Price will see a three-fold hike over existing rates

Policy Pulse
Publish Date: Mar 26 2016 11:57AM | Updated Date: Mar 26 2016 11:57AM

ASI likely to revise ticket prices from April 1

 The Archaeological Survey of India is expected to revise ticket prices from April 1, which would see a three-fold hike over existing rates. 

A gazette notification to this effect was issued on July 31 last year, but action over it has really taken a long time. In fact, there was no word on the revision from the ASI or the ministry of culture until Friday. Highly placed sources said the new rates were supposed to come by November 1 last year; but there was tremendous pressure from the tourism lobby on the ministry to delay the implementation. 
The proposed rates are Rs 750 (existing Rs 250) for foreigners and Rs 30 (existing Rs 10) for Indians at world heritage sites, and Rs 300 (existing Rs 100) for foreigners and Rs 15 (present price is Rs 5) for Indians at other central monuments. Filming rates, too, have been hiked to Rs 1 lakh a day with Rs 50,000 as refundable security deposit for category A monuments, and Rs 50,000 with Rs 10,000 security for category B ones. 
ASI has 119 ticketed monuments in its jurisdiction of which 32 are world heritage sites.
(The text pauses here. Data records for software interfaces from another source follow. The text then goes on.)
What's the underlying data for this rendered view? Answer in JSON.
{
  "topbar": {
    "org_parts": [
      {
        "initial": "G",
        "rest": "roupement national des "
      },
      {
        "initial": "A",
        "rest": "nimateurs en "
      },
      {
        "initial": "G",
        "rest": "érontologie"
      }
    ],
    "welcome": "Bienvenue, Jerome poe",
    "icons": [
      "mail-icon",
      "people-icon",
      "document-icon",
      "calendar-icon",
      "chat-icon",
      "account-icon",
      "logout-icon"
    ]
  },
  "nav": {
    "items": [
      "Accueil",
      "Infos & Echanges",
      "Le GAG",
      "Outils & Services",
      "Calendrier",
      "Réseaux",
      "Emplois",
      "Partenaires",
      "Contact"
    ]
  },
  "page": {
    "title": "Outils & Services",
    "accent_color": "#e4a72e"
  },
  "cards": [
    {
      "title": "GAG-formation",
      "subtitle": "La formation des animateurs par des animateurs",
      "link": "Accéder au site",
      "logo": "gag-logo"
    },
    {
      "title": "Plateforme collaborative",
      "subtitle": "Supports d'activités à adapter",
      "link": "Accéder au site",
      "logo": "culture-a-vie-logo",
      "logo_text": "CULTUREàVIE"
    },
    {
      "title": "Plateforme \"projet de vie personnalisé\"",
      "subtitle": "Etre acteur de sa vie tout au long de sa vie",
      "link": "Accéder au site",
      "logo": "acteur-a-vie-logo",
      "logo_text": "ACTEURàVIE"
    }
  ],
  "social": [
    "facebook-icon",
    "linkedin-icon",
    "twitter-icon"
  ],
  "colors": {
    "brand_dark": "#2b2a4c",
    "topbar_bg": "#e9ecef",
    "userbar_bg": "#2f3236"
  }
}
In Delhi, there 10 ticketed monuments of which three are world heritage sites. The daily revenue from ticket sales is approximately Rs 25 lakh-Rs 30 lakh. During the peak tourist season (October-March), revenue goes up to about Rs 50 lakh a day. 
"New tickets have to be printed with revised rates and visitors should be informed in advance. However, everything is quiet so it does not seem likely that the new rates will come into effect any time soon," a senior ASI official said. 
Heritage conservationists slammed ASI for the delay. "Had the ticket prices been revised from November, ASI would have earned up to an additional Rs 50 lakh daily. On a monthly basis, the loss in revenue comes to approximately Rs 15 crore-Rs 20 crore," said a conservationist. 
He added, "The additional revenue would have gone a long way in funding conservation and upkeep of over 3,600 centrally-protected monuments, many of which are in a shambles." Another expert said, "The revision took ASI over a decade. There are some museums at ASI sites where entry costs as low as Rs 2."